What to produce: Set down the data below once more, precisely as it reads.

Available data:
=====
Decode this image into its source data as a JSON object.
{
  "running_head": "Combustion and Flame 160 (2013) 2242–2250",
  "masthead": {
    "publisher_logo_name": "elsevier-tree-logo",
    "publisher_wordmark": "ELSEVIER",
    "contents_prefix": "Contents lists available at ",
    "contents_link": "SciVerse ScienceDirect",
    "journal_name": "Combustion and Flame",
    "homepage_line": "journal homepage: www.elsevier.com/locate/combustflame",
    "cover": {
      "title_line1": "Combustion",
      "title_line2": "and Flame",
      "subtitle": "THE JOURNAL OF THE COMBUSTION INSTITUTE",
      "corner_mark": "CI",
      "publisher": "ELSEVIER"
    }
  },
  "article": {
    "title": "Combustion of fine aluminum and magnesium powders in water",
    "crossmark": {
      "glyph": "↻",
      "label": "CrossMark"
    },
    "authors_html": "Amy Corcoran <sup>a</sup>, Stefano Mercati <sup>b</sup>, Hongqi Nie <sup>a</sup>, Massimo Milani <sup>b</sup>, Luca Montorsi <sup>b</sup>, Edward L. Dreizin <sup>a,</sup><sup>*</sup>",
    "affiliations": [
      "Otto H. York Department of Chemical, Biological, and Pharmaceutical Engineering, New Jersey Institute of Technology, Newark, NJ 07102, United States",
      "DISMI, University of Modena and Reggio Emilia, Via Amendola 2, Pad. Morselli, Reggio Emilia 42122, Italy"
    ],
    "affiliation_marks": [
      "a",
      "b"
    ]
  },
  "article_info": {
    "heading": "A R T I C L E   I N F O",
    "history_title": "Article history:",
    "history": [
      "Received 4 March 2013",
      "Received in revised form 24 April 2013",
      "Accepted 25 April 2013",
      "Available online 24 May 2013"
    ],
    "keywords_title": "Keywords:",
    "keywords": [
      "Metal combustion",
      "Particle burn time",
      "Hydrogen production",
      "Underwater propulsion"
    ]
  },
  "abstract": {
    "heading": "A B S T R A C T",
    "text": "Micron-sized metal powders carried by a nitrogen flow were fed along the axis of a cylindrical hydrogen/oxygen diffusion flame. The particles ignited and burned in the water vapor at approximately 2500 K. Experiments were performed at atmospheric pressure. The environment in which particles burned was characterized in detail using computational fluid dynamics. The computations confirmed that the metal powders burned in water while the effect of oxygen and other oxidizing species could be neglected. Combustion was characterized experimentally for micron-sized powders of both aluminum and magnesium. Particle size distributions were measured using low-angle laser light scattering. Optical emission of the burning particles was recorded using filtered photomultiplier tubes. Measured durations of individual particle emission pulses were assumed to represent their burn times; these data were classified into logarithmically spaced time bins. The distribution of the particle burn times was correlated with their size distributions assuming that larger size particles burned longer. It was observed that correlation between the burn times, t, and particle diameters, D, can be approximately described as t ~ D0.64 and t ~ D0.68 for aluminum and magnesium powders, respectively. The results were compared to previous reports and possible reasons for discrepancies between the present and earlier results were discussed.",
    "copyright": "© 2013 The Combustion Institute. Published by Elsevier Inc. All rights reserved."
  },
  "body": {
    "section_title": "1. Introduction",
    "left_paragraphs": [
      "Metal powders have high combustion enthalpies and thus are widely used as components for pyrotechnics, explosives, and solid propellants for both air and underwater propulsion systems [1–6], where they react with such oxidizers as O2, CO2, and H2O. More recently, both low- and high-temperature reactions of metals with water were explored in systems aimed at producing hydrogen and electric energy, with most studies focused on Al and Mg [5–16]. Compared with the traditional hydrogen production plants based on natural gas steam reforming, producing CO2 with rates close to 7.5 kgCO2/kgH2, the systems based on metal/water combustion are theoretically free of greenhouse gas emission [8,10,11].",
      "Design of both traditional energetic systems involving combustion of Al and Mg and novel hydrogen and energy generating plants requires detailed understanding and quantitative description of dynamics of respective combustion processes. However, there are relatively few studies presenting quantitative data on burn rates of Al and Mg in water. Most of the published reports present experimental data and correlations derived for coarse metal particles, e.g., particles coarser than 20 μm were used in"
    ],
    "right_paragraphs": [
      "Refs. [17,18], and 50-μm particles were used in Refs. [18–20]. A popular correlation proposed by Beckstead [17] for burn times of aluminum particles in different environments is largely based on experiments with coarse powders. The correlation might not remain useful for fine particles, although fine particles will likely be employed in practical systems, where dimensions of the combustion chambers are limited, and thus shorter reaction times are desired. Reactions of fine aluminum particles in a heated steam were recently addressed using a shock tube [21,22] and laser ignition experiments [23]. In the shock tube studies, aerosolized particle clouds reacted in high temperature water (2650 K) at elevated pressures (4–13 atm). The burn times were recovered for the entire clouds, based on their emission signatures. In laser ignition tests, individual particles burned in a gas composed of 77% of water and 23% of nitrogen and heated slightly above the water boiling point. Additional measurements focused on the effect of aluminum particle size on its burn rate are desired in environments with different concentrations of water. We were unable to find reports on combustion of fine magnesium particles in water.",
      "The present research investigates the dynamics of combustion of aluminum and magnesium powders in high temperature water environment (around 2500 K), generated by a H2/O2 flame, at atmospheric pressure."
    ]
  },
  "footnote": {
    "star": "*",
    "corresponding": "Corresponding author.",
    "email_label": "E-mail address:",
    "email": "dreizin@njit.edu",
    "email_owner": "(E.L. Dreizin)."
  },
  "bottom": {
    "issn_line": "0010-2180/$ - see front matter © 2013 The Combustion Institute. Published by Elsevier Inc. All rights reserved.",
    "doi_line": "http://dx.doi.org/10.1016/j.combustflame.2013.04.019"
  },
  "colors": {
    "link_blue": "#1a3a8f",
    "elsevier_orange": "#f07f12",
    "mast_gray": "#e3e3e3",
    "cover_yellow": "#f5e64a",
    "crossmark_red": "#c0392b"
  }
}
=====
Answer for this exercise:
Decode this image into its source data as a JSON object.
{
  "running_head": "Combustion and Flame 160 (2013) 2242–2250",
  "masthead": {
    "publisher_logo_name": "elsevier-tree-logo",
    "publisher_wordmark": "ELSEVIER",
    "contents_prefix": "Contents lists available at ",
    "contents_link": "SciVerse ScienceDirect",
    "journal_name": "Combustion and Flame",
    "homepage_line": "journal homepage: www.elsevier.com/locate/combustflame",
    "cover": {
      "title_line1": "Combustion",
      "title_line2": "and Flame",
      "subtitle": "THE JOURNAL OF THE COMBUSTION INSTITUTE",
      "corner_mark": "CI",
      "publisher": "ELSEVIER"
    }
  },
  "article": {
    "title": "Combustion of fine aluminum and magnesium powders in water",
    "crossmark": {
      "glyph": "↻",
      "label": "CrossMark"
    },
    "authors_html": "Amy Corcoran <sup>a</sup>, Stefano Mercati <sup>b</sup>, Hongqi Nie <sup>a</sup>, Massimo Milani <sup>b</sup>, Luca Montorsi <sup>b</sup>, Edward L. Dreizin <sup>a,</sup><sup>*</sup>",
    "affiliations": [
      "Otto H. York Department of Chemical, Biological, and Pharmaceutical Engineering, New Jersey Institute of Technology, Newark, NJ 07102, United States",
      "DISMI, University of Modena and Reggio Emilia, Via Amendola 2, Pad. Morselli, Reggio Emilia 42122, Italy"
    ],
    "affiliation_marks": [
      "a",
      "b"
    ]
  },
  "article_info": {
    "heading": "A R T I C L E   I N F O",
    "history_title": "Article history:",
    "history": [
      "Received 4 March 2013",
      "Received in revised form 24 April 2013",
      "Accepted 25 April 2013",
      "Available online 24 May 2013"
    ],
    "keywords_title": "Keywords:",
    "keywords": [
      "Metal combustion",
      "Particle burn time",
      "Hydrogen production",
      "Underwater propulsion"
    ]
  },
  "abstract": {
    "heading": "A B S T R A C T",
    "text": "Micron-sized metal powders carried by a nitrogen flow were fed along the axis of a cylindrical hydrogen/oxygen diffusion flame. The particles ignited and burned in the water vapor at approximately 2500 K. Experiments were performed at atmospheric pressure. The environment in which particles burned was characterized in detail using computational fluid dynamics. The computations confirmed that the metal powders burned in water while the effect of oxygen and other oxidizing species could be neglected. Combustion was characterized experimentally for micron-sized powders of both aluminum and magnesium. Particle size distributions were measured using low-angle laser light scattering. Optical emission of the burning particles was recorded using filtered photomultiplier tubes. Measured durations of individual particle emission pulses were assumed to represent their burn times; these data were classified into logarithmically spaced time bins. The distribution of the particle burn times was correlated with their size distributions assuming that larger size particles burned longer. It was observed that correlation between the burn times, t, and particle diameters, D, can be approximately described as t ~ D0.64 and t ~ D0.68 for aluminum and magnesium powders, respectively. The results were compared to previous reports and possible reasons for discrepancies between the present and earlier results were discussed.",
    "copyright": "© 2013 The Combustion Institute. Published by Elsevier Inc. All rights reserved."
  },
  "body": {
    "section_title": "1. Introduction",
    "left_paragraphs": [
      "Metal powders have high combustion enthalpies and thus are widely used as components for pyrotechnics, explosives, and solid propellants for both air and underwater propulsion systems [1–6], where they react with such oxidizers as O2, CO2, and H2O. More recently, both low- and high-temperature reactions of metals with water were explored in systems aimed at producing hydrogen and electric energy, with most studies focused on Al and Mg [5–16]. Compared with the traditional hydrogen production plants based on natural gas steam reforming, producing CO2 with rates close to 7.5 kgCO2/kgH2, the systems based on metal/water combustion are theoretically free of greenhouse gas emission [8,10,11].",
      "Design of both traditional energetic systems involving combustion of Al and Mg and novel hydrogen and energy generating plants requires detailed understanding and quantitative description of dynamics of respective combustion processes. However, there are relatively few studies presenting quantitative data on burn rates of Al and Mg in water. Most of the published reports present experimental data and correlations derived for coarse metal particles, e.g., particles coarser than 20 μm were used in"
    ],
    "right_paragraphs": [
      "Refs. [17,18], and 50-μm particles were used in Refs. [18–20]. A popular correlation proposed by Beckstead [17] for burn times of aluminum particles in different environments is largely based on experiments with coarse powders. The correlation might not remain useful for fine particles, although fine particles will likely be employed in practical systems, where dimensions of the combustion chambers are limited, and thus shorter reaction times are desired. Reactions of fine aluminum particles in a heated steam were recently addressed using a shock tube [21,22] and laser ignition experiments [23]. In the shock tube studies, aerosolized particle clouds reacted in high temperature water (2650 K) at elevated pressures (4–13 atm). The burn times were recovered for the entire clouds, based on their emission signatures. In laser ignition tests, individual particles burned in a gas composed of 77% of water and 23% of nitrogen and heated slightly above the water boiling point. Additional measurements focused on the effect of aluminum particle size on its burn rate are desired in environments with different concentrations of water. We were unable to find reports on combustion of fine magnesium particles in water.",
      "The present research investigates the dynamics of combustion of aluminum and magnesium powders in high temperature water environment (around 2500 K), generated by a H2/O2 flame, at atmospheric pressure."
    ]
  },
  "footnote": {
    "star": "*",
    "corresponding": "Corresponding author.",
    "email_label": "E-mail address:",
    "email": "dreizin@njit.edu",
    "email_owner": "(E.L. Dreizin)."
  },
  "bottom": {
    "issn_line": "0010-2180/$ - see front matter © 2013 The Combustion Institute. Published by Elsevier Inc. All rights reserved.",
    "doi_line": "http://dx.doi.org/10.1016/j.combustflame.2013.04.019"
  },
  "colors": {
    "link_blue": "#1a3a8f",
    "elsevier_orange": "#f07f12",
    "mast_gray": "#e3e3e3",
    "cover_yellow": "#f5e64a",
    "crossmark_red": "#c0392b"
  }
}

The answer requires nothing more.